## Exercise goal
Go through the data and copy each line where the word "name" shows up.

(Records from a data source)
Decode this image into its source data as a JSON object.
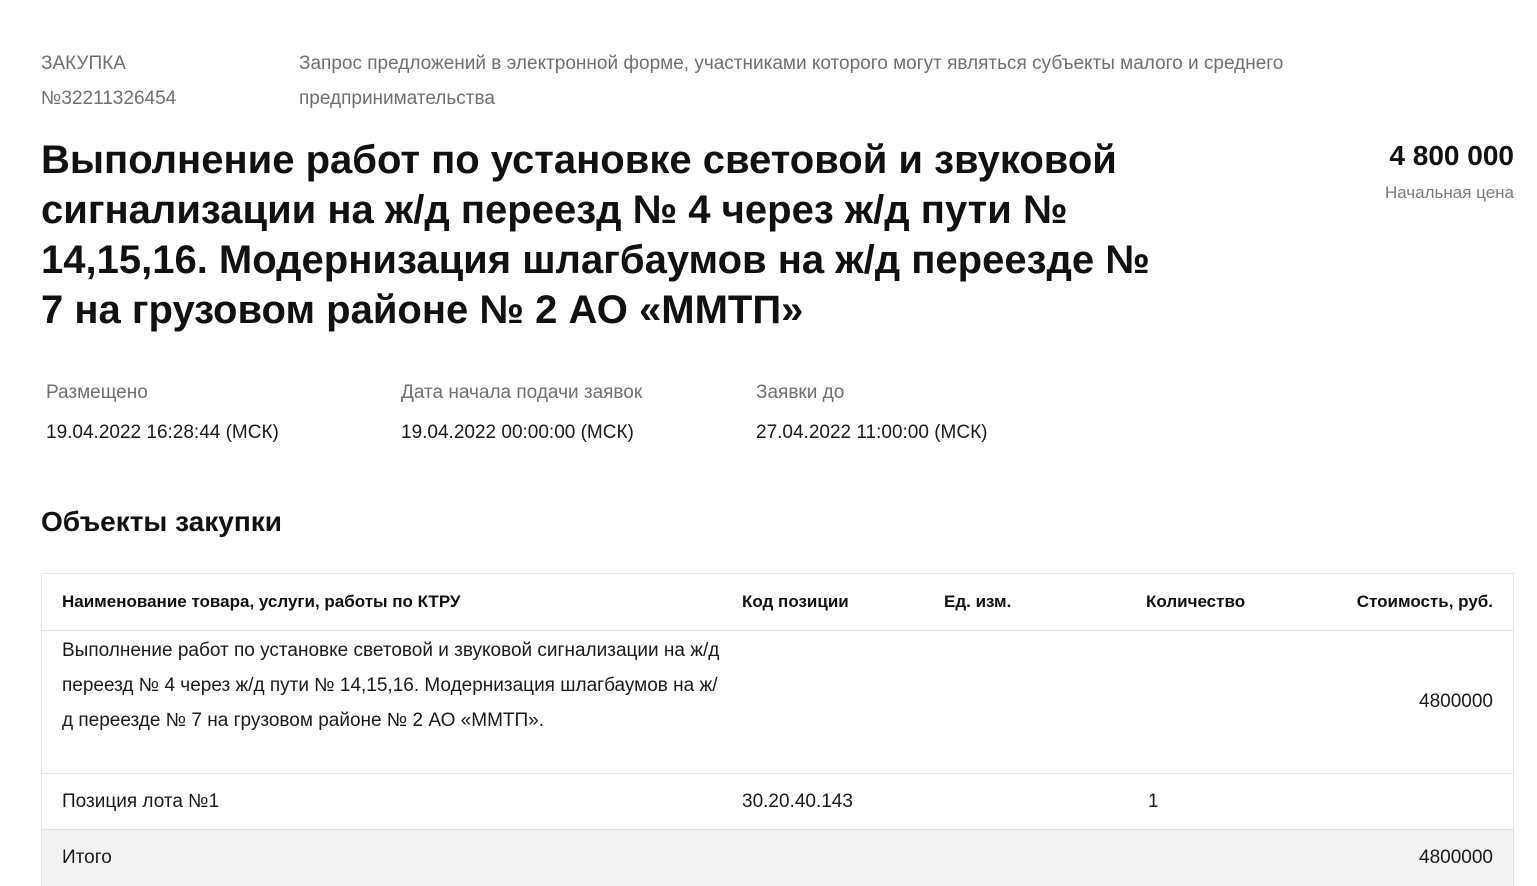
{
  "header": {
    "procurement_label": "ЗАКУПКА",
    "procurement_number": "№32211326454",
    "procurement_type": "Запрос предложений в электронной форме, участниками которого могут являться субъекты малого и среднего предпринимательства"
  },
  "title": "Выполнение работ по установке световой и звуковой сигнализации на ж/д переезд № 4 через ж/д пути № 14,15,16. Модернизация шлагбаумов на ж/д переезде № 7 на грузовом районе № 2 АО «ММТП»",
  "price": {
    "value": "4 800 000",
    "label": "Начальная цена"
  },
  "dates": [
    {
      "label": "Размещено",
      "value": "19.04.2022 16:28:44 (МСК)"
    },
    {
      "label": "Дата начала подачи заявок",
      "value": "19.04.2022 00:00:00 (МСК)"
    },
    {
      "label": "Заявки до",
      "value": "27.04.2022 11:00:00 (МСК)"
    }
  ],
  "objects": {
    "section_title": "Объекты закупки",
    "columns": [
      "Наименование товара, услуги, работы по КТРУ",
      "Код позиции",
      "Ед. изм.",
      "Количество",
      "Стоимость, руб."
    ],
    "rows": [
      {
        "name": "Выполнение работ по установке световой и звуковой сигнализации на ж/д переезд № 4 через ж/д пути № 14,15,16. Модернизация шлагбаумов на ж/д переезде № 7 на грузовом районе № 2 АО «ММТП».",
        "code": "",
        "unit": "",
        "quantity": "",
        "cost": "4800000"
      },
      {
        "name": "Позиция лота №1",
        "code": "30.20.40.143",
        "unit": "",
        "quantity": "1",
        "cost": ""
      }
    ],
    "total": {
      "label": "Итого",
      "cost": "4800000"
    }
  }
}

## Worked solution
        "name": "Выполнение работ по установке световой и звуковой сигнализации на ж/д переезд № 4 через ж/д пути № 14,15,16. Модернизация шлагбаумов на ж/д переезде № 7 на грузовом районе № 2 АО «ММТП».",
        "name": "Позиция лота №1",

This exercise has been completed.